# WHAT IS EXPECTED:
Report each line from the listing that the string "background" appears in.

-- THE DATA follows --

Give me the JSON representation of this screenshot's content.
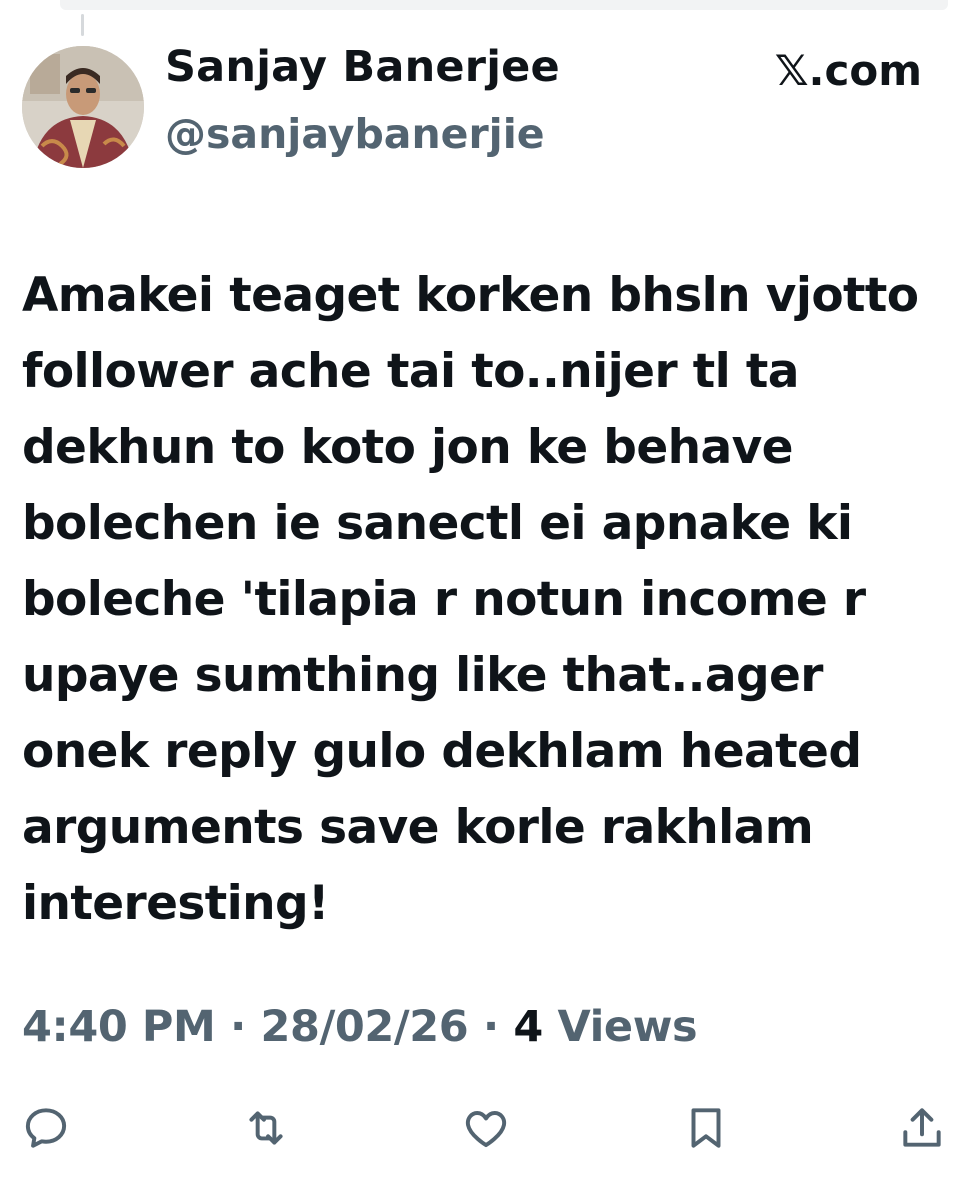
{
  "tweet": {
    "author_name": "Sanjay Banerjee",
    "author_handle": "@sanjaybanerjie",
    "brand": "𝕏.com",
    "text": "Amakei teaget korken bhsln vjotto\nfollower ache tai to..nijer tl ta\ndekhun to koto jon ke behave\nbolechen ie sanectl ei apnake ki\nboleche 'tilapia r notun income r\nupaye sumthing like that..ager\nonek reply gulo dekhlam heated\narguments save korle rakhlam\ninteresting!",
    "time": "4:40 PM",
    "date": "28/02/26",
    "separator": "·",
    "views_count": "4",
    "views_label": "Views"
  },
  "actions": [
    {
      "name": "reply",
      "icon": "reply-icon"
    },
    {
      "name": "retweet",
      "icon": "retweet-icon"
    },
    {
      "name": "like",
      "icon": "heart-icon"
    },
    {
      "name": "bookmark",
      "icon": "bookmark-icon"
    },
    {
      "name": "share",
      "icon": "share-icon"
    }
  ],
  "colors": {
    "text_primary": "#0f1419",
    "text_secondary": "#536471",
    "background": "#ffffff"
  }
}
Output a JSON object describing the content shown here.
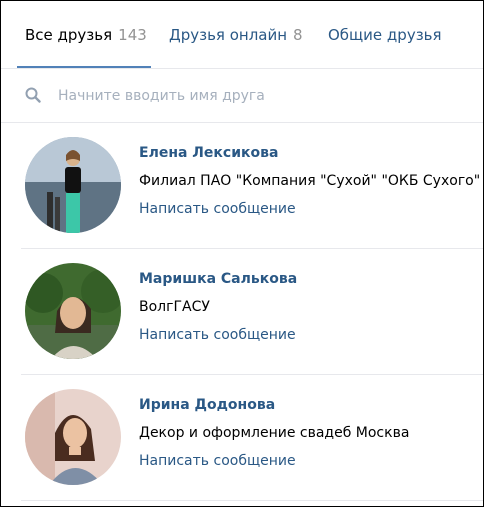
{
  "tabs": [
    {
      "label": "Все друзья",
      "count": "143",
      "active": true
    },
    {
      "label": "Друзья онлайн",
      "count": "8",
      "active": false
    },
    {
      "label": "Общие друзья",
      "count": "",
      "active": false
    }
  ],
  "search": {
    "placeholder": "Начните вводить имя друга",
    "icon": "search-icon"
  },
  "friends": [
    {
      "name": "Елена Лексикова",
      "info": "Филиал ПАО \"Компания \"Сухой\" \"ОКБ Сухого\"",
      "action": "Написать сообщение"
    },
    {
      "name": "Маришка Салькова",
      "info": "ВолгГАСУ",
      "action": "Написать сообщение"
    },
    {
      "name": "Ирина Додонова",
      "info": "Декор и оформление свадеб Москва",
      "action": "Написать сообщение"
    }
  ],
  "colors": {
    "link": "#2a5885",
    "accent": "#5181b8",
    "muted": "#939393",
    "divider": "#e7e8ec"
  }
}
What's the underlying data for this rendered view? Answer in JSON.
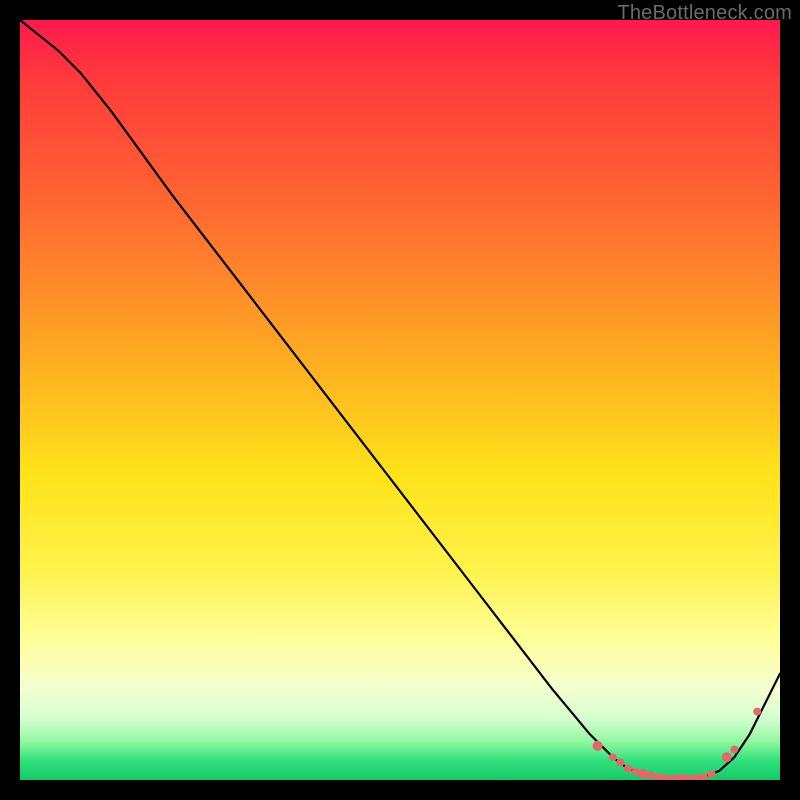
{
  "watermark": "TheBottleneck.com",
  "colors": {
    "background": "#000000",
    "curve": "#000000",
    "marker": "#e06a6a",
    "gradient_stops": [
      "#ff1a4d",
      "#ff3b3b",
      "#ff5a34",
      "#ff8a2a",
      "#ffb91f",
      "#ffe31a",
      "#fff24a",
      "#ffff9e",
      "#f4ffcf",
      "#d4ffcf",
      "#8ff7a0",
      "#2fe07a",
      "#17c96a"
    ]
  },
  "chart_data": {
    "type": "line",
    "title": "",
    "xlabel": "",
    "ylabel": "",
    "xlim": [
      0,
      100
    ],
    "ylim": [
      0,
      100
    ],
    "grid": false,
    "legend": false,
    "series": [
      {
        "name": "bottleneck-curve",
        "x": [
          0,
          5,
          8,
          12,
          20,
          30,
          40,
          50,
          60,
          70,
          75,
          78,
          80,
          82,
          84,
          86,
          88,
          90,
          92,
          94,
          96,
          100
        ],
        "y": [
          100,
          96,
          93,
          88,
          77,
          64,
          51,
          38,
          25,
          12,
          6,
          3,
          1.5,
          0.8,
          0.4,
          0.2,
          0.2,
          0.4,
          1.2,
          3,
          6,
          14
        ]
      }
    ],
    "markers": {
      "name": "highlight-dots",
      "x": [
        76,
        78,
        79,
        80,
        81,
        82,
        83,
        84,
        85,
        86,
        87,
        88,
        89,
        90,
        91,
        93,
        94,
        97
      ],
      "y": [
        4.5,
        3,
        2.3,
        1.5,
        1.1,
        0.8,
        0.6,
        0.4,
        0.3,
        0.2,
        0.2,
        0.2,
        0.3,
        0.4,
        0.8,
        3,
        4,
        9
      ]
    }
  }
}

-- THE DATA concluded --

# EXERCISE RESPONSE:
    "background": "#ffffff"
    "background": "#000000",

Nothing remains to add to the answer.